Instructions to follow: Lines in the records below that contain the word "bytes" must each be copied.

Data provided:
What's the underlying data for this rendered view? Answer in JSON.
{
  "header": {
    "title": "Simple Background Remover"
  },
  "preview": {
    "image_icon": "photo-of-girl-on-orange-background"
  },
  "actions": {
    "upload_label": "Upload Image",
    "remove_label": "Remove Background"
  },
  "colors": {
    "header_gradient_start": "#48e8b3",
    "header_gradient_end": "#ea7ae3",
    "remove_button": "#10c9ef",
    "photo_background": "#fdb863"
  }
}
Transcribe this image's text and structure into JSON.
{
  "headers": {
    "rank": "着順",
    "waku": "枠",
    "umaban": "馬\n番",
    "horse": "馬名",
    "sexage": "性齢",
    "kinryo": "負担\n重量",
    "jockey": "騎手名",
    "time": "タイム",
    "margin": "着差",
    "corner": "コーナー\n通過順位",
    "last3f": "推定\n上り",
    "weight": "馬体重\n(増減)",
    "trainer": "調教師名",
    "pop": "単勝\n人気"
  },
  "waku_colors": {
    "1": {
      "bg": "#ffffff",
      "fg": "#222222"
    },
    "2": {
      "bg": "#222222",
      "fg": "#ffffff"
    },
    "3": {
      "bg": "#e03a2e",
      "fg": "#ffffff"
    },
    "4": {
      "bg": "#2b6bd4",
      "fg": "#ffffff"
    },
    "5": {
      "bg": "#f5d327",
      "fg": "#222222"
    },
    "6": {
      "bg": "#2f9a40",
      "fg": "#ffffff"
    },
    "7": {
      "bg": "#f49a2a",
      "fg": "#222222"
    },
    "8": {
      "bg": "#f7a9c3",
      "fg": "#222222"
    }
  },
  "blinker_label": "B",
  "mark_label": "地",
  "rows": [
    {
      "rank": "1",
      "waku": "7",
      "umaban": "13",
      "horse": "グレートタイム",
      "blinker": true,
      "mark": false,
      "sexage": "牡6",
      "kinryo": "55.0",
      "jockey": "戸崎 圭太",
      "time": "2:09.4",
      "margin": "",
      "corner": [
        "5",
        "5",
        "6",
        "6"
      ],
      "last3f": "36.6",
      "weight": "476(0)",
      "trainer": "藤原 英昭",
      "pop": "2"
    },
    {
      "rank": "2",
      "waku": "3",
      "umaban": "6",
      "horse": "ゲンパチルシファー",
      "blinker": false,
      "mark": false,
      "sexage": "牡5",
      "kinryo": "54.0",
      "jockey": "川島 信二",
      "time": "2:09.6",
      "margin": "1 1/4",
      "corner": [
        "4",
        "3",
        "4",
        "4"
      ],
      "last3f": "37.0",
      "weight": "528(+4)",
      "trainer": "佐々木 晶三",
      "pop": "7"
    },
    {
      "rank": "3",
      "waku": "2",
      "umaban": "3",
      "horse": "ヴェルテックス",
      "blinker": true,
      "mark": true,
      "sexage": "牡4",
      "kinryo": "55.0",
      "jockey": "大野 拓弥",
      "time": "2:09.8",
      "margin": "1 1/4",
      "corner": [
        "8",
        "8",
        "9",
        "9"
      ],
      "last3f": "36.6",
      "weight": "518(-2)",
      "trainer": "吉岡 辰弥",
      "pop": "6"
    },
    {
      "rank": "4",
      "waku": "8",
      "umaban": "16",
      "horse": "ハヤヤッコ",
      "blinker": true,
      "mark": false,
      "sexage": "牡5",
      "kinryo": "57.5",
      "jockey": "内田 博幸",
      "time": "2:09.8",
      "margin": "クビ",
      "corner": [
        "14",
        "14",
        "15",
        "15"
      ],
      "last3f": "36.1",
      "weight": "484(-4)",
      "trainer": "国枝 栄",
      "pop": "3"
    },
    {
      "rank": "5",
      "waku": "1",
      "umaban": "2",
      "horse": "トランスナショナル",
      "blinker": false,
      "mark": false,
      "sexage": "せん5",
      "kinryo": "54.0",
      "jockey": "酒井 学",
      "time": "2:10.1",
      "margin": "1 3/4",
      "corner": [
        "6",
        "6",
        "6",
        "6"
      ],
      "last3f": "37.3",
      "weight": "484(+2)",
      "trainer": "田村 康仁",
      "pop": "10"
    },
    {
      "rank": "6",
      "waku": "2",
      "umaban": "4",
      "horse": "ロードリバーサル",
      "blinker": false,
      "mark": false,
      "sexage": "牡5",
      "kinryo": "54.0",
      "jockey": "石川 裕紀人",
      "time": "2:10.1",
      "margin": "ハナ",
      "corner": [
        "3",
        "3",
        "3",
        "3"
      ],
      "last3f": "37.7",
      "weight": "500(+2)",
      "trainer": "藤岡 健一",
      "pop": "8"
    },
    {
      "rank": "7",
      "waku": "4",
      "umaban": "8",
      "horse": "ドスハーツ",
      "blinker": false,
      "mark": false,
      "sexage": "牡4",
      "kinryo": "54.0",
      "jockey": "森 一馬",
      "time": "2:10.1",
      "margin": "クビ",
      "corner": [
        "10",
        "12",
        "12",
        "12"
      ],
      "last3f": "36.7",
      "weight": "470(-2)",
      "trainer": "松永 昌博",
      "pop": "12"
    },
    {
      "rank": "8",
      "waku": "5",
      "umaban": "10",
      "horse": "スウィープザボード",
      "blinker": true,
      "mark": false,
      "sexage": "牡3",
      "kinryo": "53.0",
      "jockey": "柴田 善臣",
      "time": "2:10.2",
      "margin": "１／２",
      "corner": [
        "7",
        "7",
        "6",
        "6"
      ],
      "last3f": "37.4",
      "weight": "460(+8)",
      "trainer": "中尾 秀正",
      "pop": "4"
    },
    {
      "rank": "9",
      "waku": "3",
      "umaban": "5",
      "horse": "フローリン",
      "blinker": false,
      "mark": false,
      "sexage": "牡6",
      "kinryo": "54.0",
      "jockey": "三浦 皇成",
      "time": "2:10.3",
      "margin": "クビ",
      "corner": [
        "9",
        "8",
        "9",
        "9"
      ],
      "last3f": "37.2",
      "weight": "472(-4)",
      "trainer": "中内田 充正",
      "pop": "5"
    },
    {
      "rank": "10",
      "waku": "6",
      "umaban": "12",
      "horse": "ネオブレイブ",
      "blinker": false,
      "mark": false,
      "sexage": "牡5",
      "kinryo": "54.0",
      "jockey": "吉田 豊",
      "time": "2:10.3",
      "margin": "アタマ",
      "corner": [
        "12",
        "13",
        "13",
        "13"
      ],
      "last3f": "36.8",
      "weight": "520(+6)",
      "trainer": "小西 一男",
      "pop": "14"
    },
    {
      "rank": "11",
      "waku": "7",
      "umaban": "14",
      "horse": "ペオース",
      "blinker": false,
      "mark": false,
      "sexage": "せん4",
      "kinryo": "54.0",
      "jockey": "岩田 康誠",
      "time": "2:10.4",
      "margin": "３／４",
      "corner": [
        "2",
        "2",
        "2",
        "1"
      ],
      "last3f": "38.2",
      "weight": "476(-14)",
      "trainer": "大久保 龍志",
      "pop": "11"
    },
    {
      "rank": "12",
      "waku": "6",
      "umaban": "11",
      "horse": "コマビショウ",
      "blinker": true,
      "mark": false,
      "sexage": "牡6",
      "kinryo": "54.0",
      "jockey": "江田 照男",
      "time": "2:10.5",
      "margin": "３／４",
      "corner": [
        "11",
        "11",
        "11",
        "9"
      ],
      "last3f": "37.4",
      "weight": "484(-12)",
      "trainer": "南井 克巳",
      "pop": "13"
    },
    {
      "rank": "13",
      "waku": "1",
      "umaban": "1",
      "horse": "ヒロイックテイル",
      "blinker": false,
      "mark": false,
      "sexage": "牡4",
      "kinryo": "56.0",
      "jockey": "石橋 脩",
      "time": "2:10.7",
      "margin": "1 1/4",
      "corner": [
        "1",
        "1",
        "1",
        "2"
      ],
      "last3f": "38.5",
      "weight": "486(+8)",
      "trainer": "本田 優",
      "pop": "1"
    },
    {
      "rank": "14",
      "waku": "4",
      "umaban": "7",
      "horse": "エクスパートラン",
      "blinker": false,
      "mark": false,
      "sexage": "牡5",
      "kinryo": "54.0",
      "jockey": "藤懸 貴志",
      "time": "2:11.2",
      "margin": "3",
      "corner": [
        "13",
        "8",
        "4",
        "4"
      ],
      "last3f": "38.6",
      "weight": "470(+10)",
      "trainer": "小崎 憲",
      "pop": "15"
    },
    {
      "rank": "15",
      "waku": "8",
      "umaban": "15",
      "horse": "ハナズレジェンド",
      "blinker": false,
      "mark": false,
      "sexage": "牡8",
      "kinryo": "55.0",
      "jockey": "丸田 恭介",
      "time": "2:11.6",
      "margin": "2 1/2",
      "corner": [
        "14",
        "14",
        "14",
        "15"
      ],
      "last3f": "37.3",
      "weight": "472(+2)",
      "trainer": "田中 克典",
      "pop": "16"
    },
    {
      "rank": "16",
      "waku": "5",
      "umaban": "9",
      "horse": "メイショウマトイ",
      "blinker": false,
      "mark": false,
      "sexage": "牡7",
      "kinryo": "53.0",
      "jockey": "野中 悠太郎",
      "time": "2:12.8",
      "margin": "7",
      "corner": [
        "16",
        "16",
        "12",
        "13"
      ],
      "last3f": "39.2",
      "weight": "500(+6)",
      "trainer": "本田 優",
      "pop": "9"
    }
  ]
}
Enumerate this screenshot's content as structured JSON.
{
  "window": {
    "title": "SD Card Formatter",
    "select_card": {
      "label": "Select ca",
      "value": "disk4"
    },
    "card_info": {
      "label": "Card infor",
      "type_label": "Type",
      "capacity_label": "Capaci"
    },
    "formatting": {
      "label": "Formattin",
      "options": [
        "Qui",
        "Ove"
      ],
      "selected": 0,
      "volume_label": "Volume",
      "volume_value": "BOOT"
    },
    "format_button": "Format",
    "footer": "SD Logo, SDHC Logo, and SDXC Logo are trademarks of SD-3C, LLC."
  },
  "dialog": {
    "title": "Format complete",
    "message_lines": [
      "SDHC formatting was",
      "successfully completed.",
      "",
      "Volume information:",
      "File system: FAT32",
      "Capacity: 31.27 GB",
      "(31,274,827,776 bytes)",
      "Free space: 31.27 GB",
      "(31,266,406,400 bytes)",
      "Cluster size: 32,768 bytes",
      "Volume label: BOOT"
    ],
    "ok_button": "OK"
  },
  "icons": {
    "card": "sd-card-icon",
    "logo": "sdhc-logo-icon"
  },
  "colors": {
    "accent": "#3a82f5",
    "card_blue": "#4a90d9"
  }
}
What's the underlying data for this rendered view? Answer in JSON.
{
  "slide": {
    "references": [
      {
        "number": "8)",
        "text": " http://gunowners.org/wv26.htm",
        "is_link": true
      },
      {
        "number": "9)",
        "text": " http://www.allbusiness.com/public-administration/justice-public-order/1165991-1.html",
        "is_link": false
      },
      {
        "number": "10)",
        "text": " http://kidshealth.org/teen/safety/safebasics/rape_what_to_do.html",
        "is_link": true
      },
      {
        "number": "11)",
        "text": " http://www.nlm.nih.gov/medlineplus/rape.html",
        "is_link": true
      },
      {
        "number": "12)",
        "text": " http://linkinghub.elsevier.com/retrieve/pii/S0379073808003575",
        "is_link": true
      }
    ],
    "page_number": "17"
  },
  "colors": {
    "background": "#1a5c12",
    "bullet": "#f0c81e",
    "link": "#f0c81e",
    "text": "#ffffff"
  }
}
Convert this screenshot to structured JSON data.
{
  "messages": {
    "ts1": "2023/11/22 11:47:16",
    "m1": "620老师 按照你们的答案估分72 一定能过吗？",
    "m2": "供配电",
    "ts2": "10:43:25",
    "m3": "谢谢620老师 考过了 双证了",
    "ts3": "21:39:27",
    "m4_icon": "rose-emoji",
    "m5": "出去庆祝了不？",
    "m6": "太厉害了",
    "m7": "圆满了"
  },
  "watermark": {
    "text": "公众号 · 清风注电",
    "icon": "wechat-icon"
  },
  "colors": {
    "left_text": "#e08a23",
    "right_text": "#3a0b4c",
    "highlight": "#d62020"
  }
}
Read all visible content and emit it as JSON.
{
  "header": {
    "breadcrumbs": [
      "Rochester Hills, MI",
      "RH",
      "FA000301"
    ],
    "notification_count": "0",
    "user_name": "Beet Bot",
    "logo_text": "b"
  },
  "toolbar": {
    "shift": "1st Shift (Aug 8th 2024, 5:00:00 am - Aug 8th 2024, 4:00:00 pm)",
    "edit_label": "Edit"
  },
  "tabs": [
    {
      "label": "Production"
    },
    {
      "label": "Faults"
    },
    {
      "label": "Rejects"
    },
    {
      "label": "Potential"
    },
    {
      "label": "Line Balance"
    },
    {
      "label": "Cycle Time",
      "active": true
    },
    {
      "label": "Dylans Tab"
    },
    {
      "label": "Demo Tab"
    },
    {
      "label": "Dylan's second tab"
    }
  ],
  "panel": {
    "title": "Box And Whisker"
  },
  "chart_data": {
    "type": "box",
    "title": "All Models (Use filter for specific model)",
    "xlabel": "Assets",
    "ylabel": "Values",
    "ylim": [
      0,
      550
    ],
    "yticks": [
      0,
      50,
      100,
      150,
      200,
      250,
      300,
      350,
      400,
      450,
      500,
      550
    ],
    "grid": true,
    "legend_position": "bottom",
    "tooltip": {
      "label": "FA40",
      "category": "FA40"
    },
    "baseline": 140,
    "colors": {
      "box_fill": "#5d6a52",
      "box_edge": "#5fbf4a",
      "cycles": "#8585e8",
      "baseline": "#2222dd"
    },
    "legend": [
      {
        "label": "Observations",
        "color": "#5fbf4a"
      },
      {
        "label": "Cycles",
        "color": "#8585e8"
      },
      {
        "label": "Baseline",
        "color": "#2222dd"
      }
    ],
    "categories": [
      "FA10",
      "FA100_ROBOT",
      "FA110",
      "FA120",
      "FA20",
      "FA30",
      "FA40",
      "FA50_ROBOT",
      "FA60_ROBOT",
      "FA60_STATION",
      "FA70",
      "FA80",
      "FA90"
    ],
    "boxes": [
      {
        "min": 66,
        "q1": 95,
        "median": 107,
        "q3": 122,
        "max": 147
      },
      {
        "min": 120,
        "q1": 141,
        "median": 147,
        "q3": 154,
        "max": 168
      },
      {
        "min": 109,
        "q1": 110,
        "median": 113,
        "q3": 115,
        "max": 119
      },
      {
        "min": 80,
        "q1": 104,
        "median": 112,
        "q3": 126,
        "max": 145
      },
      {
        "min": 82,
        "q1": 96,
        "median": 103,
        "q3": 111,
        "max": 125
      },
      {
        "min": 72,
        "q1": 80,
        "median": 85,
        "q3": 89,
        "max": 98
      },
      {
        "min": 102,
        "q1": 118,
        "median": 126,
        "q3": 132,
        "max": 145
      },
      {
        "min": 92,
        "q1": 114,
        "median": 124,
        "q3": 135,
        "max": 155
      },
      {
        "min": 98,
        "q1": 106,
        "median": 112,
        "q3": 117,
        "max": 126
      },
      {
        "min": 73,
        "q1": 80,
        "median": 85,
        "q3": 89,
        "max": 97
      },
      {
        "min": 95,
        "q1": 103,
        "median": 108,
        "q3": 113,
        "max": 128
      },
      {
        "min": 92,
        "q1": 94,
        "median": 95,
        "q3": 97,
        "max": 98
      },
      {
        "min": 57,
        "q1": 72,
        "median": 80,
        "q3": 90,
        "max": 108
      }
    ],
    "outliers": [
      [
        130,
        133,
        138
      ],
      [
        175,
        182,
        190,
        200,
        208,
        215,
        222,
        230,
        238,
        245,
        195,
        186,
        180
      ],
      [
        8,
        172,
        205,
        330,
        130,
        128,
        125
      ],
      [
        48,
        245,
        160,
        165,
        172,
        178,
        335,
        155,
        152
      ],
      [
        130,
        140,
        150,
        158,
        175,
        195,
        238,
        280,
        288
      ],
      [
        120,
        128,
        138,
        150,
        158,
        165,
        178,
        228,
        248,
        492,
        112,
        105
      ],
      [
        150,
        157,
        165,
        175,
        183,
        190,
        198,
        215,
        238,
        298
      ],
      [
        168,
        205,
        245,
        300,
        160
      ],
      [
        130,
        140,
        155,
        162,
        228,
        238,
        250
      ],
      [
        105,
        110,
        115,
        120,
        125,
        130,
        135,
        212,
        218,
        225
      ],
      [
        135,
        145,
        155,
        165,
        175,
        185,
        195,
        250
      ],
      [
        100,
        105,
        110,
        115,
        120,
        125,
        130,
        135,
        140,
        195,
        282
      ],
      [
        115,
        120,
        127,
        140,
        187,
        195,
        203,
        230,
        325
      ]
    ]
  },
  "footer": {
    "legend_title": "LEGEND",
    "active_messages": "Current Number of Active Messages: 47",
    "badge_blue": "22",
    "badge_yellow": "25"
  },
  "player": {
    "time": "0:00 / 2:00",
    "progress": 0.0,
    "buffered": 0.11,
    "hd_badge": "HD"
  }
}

Solution to this exercise:
      "(31,274,827,776 bytes)",
      "(31,266,406,400 bytes)",
      "Cluster size: 32,768 bytes",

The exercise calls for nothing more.